Frequently Asked Questions
Q: What is the purpose of becoming a Greenhouse Gas Validation/Verification Body (V/VB)?
The purpose of becoming an ANSI Accredited V/VB is to demonstrate conformance with ISO 14065:2007, Greenhouse gases - Requirements for greenhouse gas validation and verification bodies for use in accreditation or other forms of recognition.
The purpose of GHG validation or verification accreditation is to give confidence to parties that rely upon a GHG assertion or claim (for example, regulators or investors) that the V/VBs providing the declarations are competent to do so, and have systems in place to manage impartiality and to provide the required level of assurance on a consistent basis.
ISO 14065 provides requirements for bodies that undertake GHG validation or verification using ISO 14064 or other relevant standards or specifications. The objectives of the ISO 14064 and ISO 14065 standards are to:
develop flexible, regime-neutral tools for use in voluntary or regulatory GHG schemes;
promote and harmonize best practice;
support the environmental integrity of GHG assertions;
assist organizations to manage GHG-related opportunities and risks, and
support the development of GHG programs and markets.
Currently ANSI provides accreditation to V/VBs that seek to provide verification for reporters and projects for the following GHG programs:
American Carbon Registry
Climate Action Reserve
The Climate Registry
Verified Carbon Standard
How do I learn more about how to become a V/VB?
Organizations interested in developing validation/verification programs can find more information through the following sources in addition to the GHG program links provided above (this is not intended to provide a complete list of references nor does it imply ANSI endorsement of the services provided by the organizations listed below):
GHG Management Institute
Canadian Standards Association
The WRI/WBCSD Greenhouse Gas Protocol
Relevant ISO standards including ISO 14064 and ISO 14065
What is the cost to become an ANSI Accredited GHG V/VB
Please see GHG-PR-722: Fees - GHG Program.
What steps does the accreditation process follow and how long does it take to achieve accreditation?
The detailed steps of accreditation are listed HERE.
The amount of time that it takes for a V/VB to complete the accreditation process is dependent on a number of factors such as:
Scope of validation/verification services for which the applicant body seeks accreditation.
The V/VB's understanding and implementation of the requirements of ISO 14065:2007, ISO 14064-3:2006, as well as the requirements of the relevant GHG protocols or registries for which the applicant seeks accreditation.
On average, the process will take approximately one year to complete.

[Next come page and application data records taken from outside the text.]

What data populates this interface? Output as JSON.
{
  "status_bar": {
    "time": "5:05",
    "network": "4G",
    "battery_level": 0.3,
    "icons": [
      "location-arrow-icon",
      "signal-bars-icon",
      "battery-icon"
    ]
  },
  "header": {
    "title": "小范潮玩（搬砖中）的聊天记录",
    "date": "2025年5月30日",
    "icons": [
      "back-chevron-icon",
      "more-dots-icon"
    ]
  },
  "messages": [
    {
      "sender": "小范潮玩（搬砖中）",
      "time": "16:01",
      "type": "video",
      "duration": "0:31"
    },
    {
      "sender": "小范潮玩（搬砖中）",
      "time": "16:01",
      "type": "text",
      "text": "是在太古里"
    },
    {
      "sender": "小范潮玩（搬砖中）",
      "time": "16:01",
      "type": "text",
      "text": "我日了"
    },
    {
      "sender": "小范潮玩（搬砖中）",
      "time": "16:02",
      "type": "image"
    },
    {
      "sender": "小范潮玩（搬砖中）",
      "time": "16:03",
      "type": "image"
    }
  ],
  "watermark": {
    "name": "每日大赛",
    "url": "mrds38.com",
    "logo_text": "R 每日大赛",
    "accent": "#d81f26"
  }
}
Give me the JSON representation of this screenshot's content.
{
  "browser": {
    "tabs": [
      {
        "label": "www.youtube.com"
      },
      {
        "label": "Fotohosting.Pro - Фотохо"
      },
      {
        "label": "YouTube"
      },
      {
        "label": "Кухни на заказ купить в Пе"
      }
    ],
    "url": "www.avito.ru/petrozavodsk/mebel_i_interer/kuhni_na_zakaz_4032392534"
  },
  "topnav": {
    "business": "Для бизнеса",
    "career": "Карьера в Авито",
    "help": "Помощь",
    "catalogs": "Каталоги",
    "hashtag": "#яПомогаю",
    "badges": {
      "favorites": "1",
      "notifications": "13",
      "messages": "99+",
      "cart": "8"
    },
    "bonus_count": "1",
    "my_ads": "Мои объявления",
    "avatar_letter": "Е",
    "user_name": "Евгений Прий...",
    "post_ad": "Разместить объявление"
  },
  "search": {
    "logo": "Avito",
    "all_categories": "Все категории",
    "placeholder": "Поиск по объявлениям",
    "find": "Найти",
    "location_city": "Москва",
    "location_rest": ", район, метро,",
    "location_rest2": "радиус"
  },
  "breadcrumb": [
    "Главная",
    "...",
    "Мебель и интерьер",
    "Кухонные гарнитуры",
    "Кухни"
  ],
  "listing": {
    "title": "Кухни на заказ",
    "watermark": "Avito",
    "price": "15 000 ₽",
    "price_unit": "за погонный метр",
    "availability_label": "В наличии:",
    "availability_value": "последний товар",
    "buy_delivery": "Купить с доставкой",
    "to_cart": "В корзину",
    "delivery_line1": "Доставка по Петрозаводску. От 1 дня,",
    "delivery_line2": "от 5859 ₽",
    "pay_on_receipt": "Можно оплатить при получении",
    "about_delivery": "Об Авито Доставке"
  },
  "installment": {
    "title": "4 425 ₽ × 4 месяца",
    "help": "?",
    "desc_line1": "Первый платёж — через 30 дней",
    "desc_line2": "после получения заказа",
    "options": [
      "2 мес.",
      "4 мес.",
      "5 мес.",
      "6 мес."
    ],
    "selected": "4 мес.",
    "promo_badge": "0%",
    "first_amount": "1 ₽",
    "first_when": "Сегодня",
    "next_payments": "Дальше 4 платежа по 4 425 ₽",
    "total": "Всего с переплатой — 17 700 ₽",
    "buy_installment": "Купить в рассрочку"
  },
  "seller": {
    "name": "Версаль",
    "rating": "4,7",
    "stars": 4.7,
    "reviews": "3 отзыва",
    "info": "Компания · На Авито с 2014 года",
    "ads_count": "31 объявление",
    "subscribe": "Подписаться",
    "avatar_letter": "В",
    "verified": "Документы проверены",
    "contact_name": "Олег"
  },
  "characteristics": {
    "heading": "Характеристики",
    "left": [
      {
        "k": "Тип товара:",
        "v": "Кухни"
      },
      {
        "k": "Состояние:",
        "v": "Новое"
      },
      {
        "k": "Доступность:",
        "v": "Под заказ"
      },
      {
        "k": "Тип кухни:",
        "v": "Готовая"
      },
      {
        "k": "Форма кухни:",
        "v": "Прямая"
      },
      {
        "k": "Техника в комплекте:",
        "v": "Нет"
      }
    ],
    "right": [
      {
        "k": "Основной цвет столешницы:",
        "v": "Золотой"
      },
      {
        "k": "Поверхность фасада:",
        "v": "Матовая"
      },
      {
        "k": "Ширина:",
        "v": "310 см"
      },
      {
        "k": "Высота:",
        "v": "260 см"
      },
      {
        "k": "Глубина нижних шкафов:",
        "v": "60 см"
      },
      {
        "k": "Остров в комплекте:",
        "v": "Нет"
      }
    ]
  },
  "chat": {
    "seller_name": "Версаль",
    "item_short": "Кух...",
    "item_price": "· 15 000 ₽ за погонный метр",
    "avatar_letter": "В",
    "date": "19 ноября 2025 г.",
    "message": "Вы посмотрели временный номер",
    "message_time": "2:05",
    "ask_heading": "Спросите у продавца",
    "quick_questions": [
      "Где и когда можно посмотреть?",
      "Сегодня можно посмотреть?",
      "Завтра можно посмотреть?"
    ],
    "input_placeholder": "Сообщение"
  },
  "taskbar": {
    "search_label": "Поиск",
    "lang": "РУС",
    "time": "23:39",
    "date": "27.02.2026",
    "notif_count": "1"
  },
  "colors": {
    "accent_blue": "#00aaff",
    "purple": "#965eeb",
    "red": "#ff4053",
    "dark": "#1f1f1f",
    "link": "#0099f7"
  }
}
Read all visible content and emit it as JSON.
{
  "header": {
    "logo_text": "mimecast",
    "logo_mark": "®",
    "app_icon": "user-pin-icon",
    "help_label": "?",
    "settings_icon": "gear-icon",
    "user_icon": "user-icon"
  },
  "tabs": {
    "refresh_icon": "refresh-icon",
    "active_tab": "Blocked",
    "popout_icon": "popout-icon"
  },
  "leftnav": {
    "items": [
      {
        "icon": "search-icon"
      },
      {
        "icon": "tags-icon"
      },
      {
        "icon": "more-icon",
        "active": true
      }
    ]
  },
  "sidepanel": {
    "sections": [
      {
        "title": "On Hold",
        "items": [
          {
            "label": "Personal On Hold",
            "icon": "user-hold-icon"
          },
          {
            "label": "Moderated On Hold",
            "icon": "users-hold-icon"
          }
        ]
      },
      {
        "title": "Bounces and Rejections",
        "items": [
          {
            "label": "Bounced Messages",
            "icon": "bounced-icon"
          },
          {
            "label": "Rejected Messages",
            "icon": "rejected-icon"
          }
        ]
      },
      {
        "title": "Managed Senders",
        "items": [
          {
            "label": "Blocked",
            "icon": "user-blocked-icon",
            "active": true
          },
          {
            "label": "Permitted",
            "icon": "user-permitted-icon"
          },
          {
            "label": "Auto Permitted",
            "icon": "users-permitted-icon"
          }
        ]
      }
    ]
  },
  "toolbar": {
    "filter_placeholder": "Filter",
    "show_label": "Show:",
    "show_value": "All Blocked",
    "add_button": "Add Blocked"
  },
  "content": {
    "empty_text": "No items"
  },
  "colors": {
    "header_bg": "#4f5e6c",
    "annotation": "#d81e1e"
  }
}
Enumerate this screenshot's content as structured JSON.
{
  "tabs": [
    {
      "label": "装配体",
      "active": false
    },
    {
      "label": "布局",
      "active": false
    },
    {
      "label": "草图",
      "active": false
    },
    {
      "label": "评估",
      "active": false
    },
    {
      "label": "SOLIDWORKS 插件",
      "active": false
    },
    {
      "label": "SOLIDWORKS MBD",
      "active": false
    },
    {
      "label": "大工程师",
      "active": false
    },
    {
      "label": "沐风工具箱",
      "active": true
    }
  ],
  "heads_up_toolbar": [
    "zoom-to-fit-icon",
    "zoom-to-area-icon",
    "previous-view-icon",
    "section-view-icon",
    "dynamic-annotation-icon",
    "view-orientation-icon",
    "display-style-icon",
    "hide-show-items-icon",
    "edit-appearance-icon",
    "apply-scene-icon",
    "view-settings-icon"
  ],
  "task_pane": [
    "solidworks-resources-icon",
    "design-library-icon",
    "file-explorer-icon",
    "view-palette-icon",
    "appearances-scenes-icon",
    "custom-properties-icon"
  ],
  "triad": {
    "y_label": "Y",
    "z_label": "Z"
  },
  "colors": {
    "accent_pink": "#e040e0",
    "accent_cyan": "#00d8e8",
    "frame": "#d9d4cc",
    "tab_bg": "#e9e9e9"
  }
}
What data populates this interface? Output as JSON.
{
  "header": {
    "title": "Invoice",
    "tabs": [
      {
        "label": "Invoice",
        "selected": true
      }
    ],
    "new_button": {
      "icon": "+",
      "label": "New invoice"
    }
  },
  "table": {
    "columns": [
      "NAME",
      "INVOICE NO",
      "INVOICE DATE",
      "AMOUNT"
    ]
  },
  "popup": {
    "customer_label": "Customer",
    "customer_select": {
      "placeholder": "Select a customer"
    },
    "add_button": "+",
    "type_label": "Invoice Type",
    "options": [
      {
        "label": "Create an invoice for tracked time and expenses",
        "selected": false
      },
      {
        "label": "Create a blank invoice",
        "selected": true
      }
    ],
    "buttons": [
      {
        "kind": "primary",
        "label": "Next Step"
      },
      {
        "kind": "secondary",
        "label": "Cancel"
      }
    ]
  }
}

However, many organizations achieve accreditation in less than six months time.
The accreditation process consists of the following steps:
Is a witness assessment required for accreditation and is a V/VB applying for ANSI Accreditation required to complete a witness assessment for each scope that it has applied for?
A witness assessment (ANSI observation of V/VB carrying out third-party validation/verification of GHG assertion) is required as a component of the accreditation process. The purpose of the witness assessment is to determine that the V/VB understands and is implementing its verification procedures as defined by ISO 14065:2007, ISO 14064-3:2006, the relevant GHG program or registry requirements, as well as the applicant's own internal procedures and processes for conducting GHG validation/verification.
A witness assessment for project verification will not serve as satisfactory completion of a witness assessment for the purposes of attaining verification as a inventory verifier and vice versa. In addition, for project validation and verification, multiple witness assessments may be required depending on the scope of the application. Witnesses for project validation will count toward accreditation for project verification. For more information, please see GHG-PR-706: ANAB GHG Validation and Verification Body Accreditation Scoping Policy.
Questions can be addressed to:
Director, Environmental Accreditation Programs
American National Standards Institute (ANSI)
1899 L Street NW, 11th Floor
Washington, DC 20036